| Work required |
Look through the entries below and count the lines with the word "average" in them; give only the number.

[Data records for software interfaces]

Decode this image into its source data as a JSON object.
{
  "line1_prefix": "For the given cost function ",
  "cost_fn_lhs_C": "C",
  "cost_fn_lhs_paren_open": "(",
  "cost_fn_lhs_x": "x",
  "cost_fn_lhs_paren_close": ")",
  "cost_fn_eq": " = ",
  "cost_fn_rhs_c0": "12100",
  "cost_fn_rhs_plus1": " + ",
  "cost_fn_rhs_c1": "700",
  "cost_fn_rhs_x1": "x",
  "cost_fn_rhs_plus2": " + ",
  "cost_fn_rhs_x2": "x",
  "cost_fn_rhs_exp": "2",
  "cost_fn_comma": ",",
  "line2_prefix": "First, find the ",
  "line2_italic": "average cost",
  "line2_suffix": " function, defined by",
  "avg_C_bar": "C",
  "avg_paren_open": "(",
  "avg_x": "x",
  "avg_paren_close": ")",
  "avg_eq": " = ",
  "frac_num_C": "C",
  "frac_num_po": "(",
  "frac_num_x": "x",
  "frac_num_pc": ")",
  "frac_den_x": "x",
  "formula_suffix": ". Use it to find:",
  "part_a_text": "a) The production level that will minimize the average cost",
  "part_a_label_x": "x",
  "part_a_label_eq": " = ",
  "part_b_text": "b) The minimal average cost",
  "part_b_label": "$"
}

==

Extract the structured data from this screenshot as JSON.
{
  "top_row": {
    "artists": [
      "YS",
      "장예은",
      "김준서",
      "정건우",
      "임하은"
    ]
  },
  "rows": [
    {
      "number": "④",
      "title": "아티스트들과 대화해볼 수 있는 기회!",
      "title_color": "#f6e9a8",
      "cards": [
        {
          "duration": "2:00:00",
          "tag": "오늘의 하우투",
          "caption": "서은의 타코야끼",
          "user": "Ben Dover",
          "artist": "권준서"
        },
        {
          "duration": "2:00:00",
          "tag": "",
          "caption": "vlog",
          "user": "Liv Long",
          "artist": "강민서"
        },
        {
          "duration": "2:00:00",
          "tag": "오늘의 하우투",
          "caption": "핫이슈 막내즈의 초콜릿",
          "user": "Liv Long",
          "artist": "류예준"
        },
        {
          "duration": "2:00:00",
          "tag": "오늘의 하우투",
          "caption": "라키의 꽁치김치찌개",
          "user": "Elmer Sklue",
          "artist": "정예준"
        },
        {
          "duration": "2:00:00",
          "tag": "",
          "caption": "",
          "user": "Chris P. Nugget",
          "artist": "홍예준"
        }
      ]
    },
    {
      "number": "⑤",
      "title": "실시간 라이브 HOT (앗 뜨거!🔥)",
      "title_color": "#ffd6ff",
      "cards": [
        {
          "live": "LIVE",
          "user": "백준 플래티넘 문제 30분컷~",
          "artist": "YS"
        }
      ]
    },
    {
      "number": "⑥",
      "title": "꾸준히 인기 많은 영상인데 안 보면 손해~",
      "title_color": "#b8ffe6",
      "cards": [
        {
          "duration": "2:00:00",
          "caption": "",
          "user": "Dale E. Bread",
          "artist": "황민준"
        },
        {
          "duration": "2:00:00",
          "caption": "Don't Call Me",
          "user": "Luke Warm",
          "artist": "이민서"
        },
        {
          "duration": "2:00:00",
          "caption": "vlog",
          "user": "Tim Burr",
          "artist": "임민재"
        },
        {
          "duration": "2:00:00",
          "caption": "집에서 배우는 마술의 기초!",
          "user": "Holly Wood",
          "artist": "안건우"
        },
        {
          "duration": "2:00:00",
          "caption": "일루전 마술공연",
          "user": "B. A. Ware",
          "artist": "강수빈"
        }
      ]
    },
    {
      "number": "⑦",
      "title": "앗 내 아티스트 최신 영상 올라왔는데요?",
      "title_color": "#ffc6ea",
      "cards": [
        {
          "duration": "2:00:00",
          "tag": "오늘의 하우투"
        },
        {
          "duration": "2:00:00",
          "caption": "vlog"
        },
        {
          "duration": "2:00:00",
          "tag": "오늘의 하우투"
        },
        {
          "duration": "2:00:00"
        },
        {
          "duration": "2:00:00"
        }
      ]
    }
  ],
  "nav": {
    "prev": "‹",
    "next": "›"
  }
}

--

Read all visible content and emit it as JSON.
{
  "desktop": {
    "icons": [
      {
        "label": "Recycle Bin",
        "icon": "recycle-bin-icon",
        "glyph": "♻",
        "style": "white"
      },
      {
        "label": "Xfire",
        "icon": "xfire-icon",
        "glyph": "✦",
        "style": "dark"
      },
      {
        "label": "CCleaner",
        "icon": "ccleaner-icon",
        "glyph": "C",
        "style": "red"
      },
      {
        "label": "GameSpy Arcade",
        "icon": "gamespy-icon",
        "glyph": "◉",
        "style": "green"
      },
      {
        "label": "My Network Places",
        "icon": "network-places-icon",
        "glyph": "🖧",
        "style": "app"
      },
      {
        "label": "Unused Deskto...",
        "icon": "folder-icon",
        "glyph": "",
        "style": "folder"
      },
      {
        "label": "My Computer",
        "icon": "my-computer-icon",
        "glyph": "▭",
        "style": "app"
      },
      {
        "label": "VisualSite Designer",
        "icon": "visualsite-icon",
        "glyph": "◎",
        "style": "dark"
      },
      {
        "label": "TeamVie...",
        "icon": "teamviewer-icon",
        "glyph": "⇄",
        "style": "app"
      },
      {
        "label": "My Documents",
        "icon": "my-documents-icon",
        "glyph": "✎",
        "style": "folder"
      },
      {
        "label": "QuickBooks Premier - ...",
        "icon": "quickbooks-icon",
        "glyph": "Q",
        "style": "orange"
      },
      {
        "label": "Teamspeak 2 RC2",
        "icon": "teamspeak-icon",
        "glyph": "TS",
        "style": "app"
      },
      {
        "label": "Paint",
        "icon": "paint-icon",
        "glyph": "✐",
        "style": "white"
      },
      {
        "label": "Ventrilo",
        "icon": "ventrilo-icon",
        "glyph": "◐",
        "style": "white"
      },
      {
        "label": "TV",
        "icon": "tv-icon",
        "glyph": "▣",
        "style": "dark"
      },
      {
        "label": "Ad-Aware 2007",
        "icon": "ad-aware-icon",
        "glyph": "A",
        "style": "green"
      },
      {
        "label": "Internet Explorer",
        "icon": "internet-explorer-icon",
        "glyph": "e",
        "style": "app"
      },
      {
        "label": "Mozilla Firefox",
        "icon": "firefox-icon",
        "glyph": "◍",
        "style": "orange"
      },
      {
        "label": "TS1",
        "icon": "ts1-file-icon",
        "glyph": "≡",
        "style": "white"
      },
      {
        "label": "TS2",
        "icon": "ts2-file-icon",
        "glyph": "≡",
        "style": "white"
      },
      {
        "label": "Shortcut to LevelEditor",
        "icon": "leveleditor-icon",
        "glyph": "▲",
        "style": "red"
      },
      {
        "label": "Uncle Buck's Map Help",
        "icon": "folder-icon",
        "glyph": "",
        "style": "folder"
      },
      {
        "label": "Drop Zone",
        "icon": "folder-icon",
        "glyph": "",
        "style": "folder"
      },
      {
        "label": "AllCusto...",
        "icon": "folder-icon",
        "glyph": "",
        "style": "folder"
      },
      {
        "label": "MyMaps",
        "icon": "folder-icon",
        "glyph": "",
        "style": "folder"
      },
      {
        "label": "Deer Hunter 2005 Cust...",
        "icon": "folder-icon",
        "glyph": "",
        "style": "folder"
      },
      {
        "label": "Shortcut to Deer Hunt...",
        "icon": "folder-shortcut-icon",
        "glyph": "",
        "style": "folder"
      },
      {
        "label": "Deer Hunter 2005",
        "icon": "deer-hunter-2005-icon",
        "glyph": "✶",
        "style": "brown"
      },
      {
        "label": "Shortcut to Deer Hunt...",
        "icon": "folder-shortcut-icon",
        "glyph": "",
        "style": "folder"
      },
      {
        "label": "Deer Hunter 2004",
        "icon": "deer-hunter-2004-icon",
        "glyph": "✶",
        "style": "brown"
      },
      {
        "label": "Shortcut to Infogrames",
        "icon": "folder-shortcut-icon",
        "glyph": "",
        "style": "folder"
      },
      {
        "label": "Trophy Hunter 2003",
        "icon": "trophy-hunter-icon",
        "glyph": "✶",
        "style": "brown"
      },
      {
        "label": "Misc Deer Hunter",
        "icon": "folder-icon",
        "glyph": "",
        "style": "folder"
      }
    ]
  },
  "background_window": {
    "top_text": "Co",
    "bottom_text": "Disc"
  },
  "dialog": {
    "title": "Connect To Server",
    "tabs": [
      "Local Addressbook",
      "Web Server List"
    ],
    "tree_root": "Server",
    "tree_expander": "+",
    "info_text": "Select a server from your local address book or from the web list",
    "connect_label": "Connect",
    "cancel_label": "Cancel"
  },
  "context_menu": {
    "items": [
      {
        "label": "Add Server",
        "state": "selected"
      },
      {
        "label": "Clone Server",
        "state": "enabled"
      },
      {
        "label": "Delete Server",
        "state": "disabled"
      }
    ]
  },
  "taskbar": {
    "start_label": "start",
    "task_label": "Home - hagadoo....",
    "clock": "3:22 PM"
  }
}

| Result of the task |
3